WASHINGTON--President Obama discloses his best fund-raisers. The leading Republican 2012 presidential contenders refuse to reveal the names of their major fund-raisers, even though the last two GOP White House nominees--John McCain in 2008 and George Bush in 2004--released the names of their "bundlers."
Obama will take some heat as the media and other groups--non-partisan and partisan--put his bundlers under a microscope. The other candidates are keeping secret their bundlers. Why the need to disclose? Because to know the whole story when it comes to raising political cash--you have to know the names of the bundlers.
A big loophole in how federal contributions are reported to the Federal Election Commission means the public has to rely almost entirely on voluntary disclosure. A bundler is a well-connected person who uses his or her personal network to raise money for a candidate. A bundler is especially important in federal contests, where individuals face donation caps of $2,500 for a primary and $2,500 for a general election.
This is not a partisan matter. People who follow my work know that for years I have pushed Republicans and Democrats to disclose bundlers and campaign fund-raising events. I was on Obama's back about disclosure when he was running to be a senator from Illinois in 2004. In the 2008 presidential contest, Obama was the first to disclose his bundlers, starting in 2007.
After Obama released his bundler list last week--some 244 folks who raised at least $50,000-ABC News and the Huffington Post called GOP campaigns to ask if they will disclose. None said yes.

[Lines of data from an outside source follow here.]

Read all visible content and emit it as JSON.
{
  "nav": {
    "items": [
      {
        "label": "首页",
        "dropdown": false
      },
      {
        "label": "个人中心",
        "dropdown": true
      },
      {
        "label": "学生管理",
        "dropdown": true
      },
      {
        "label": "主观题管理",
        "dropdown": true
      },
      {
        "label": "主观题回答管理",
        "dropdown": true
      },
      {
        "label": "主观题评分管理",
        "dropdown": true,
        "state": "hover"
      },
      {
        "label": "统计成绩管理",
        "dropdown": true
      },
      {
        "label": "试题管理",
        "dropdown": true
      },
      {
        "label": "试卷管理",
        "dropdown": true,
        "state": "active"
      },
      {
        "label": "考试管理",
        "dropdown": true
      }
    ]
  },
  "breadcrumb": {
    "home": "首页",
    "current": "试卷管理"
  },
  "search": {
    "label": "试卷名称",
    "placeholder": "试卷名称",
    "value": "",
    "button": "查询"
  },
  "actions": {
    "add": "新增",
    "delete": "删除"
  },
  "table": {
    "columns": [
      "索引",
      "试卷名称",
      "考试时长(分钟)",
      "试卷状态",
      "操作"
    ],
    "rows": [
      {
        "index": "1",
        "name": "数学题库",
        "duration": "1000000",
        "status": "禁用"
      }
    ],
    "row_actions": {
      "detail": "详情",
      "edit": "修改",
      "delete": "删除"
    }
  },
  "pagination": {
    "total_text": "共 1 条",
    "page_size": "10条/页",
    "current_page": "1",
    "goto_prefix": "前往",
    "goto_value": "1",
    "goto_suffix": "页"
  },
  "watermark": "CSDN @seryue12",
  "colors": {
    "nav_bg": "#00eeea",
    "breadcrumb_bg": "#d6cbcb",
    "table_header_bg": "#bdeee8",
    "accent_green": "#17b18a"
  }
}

Just as Obama did, the 2012 GOP presidential candidates need to come around.
"What do they have to hide?" Gabriela Schneider, the communications director for the non-partisan watchdog Sunlight Foundation told me.
On Wednesday, Democratic National Committee Chair Rep. Debbie Wasserman Schultz (D-Fl.) wrote to Republican National Committee Chair Reince Priebus challenging him to prod GOP candidates to disclose their bundlers.
Reported Devin Dwyer at ABC News:
"Former Massachusetts Gov. Mitt Romney, who disclosed all the names of his bundlers during the 2008 primary campaign, will only now reveal the identities of five registered lobbyist-bundlers who helped him net $18 million in the second quarter.
"We disclose all of the information about our donors as required by law, and anyone who is interested can review it publicly," Romney campaign spokeswoman Andrea Saul said in a statement."
Reported Sam Stein with Paul Blumenthal at Huffington Post:
"We are following the FEC's disclosure rules to their fullest extent," said Alex Conant, a spokesperson for former Minnesota Governor Tim Pawlenty's presidential campaign.
"Tim Miller, a spokesperson for Jon Huntsman's campaign, confirmed that the former Utah Governor and ex-U.S. Ambassador to China would not be releasing bundlers' names."